(Available data):
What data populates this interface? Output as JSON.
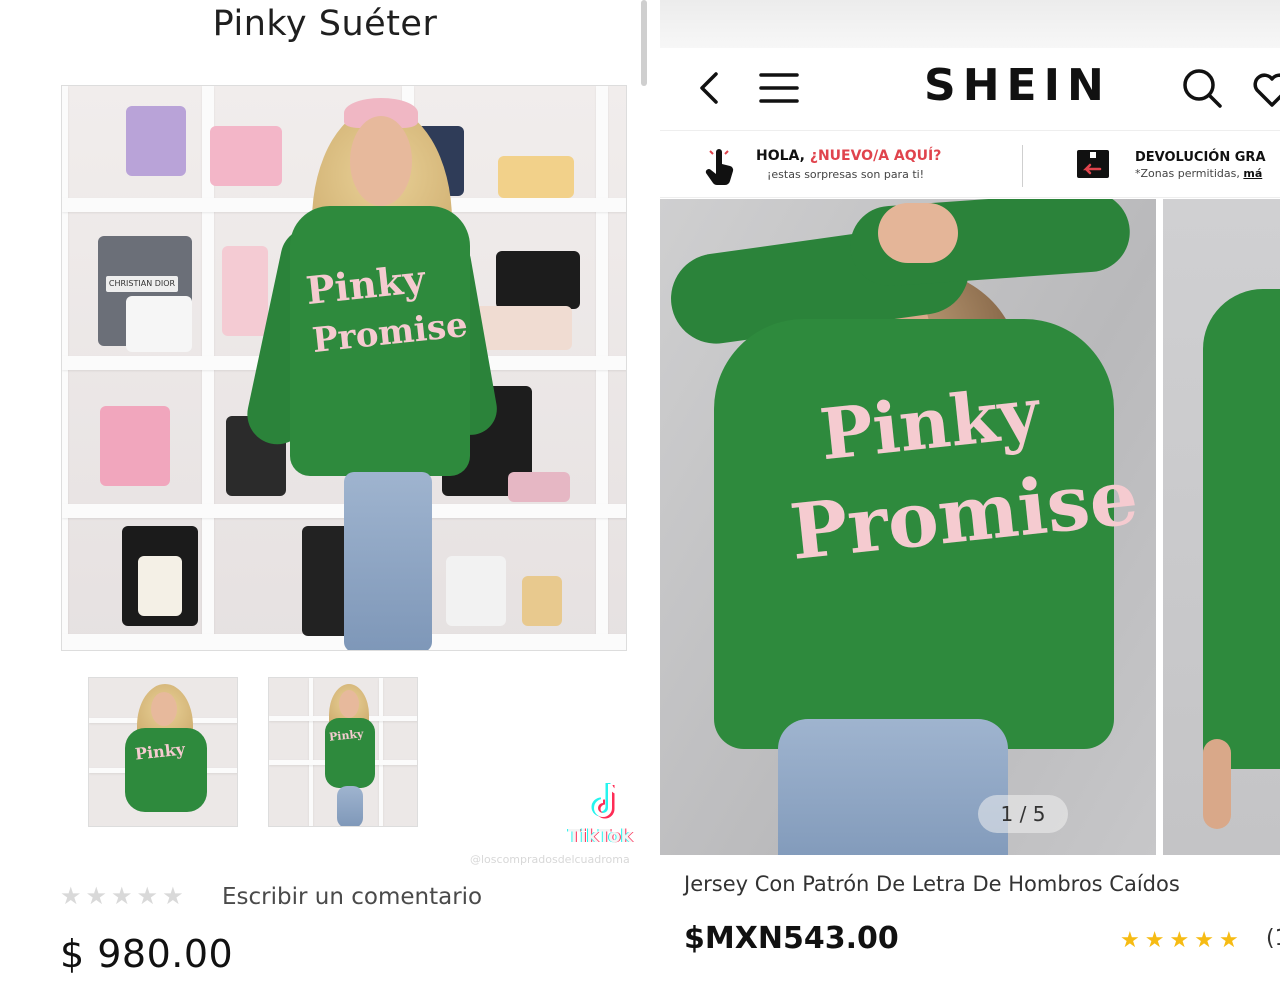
{
  "left": {
    "title": "Pinky Suéter",
    "tiktok_label": "TikTok",
    "watermark": "@loscompradosdelcuadroma",
    "rating_stars": 5,
    "comment_link": "Escribir un comentario",
    "price": "$ 980.00",
    "sweater_text_line1": "Pinky",
    "sweater_text_line2": "Promise",
    "shelf_bag_label": "CHRISTIAN DIOR",
    "icons": [
      "tiktok-icon",
      "star-icon"
    ]
  },
  "right": {
    "brand": "SHEIN",
    "nav_icons": [
      "back-arrow-icon",
      "menu-icon",
      "search-icon",
      "heart-icon"
    ],
    "promo": {
      "title_prefix": "HOLA, ",
      "title_accent": "¿NUEVO/A AQUÍ?",
      "subtitle": "¡estas sorpresas son para ti!"
    },
    "returns": {
      "title": "DEVOLUCIÓN GRA",
      "subtitle": "*Zonas permitidas, ",
      "link": "má"
    },
    "gallery": {
      "counter": "1 / 5",
      "sweater_text_line1": "Pinky",
      "sweater_text_line2": "Promise"
    },
    "product_name": "Jersey Con Patrón De Letra De Hombros Caídos",
    "price": "$MXN543.00",
    "rating_stars": 5,
    "rating_count": "(1"
  },
  "colors": {
    "sweater_green": "#2e8a3d",
    "lettering_pink": "#f5cbd0",
    "promo_accent": "#e0444d",
    "star_gold": "#f6bb13",
    "star_empty": "#d9d9d9"
  }
}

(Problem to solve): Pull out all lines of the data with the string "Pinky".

(Final answer):
    "title": "Pinky Suéter",
    "sweater_text_line1": "Pinky",
      "sweater_text_line1": "Pinky",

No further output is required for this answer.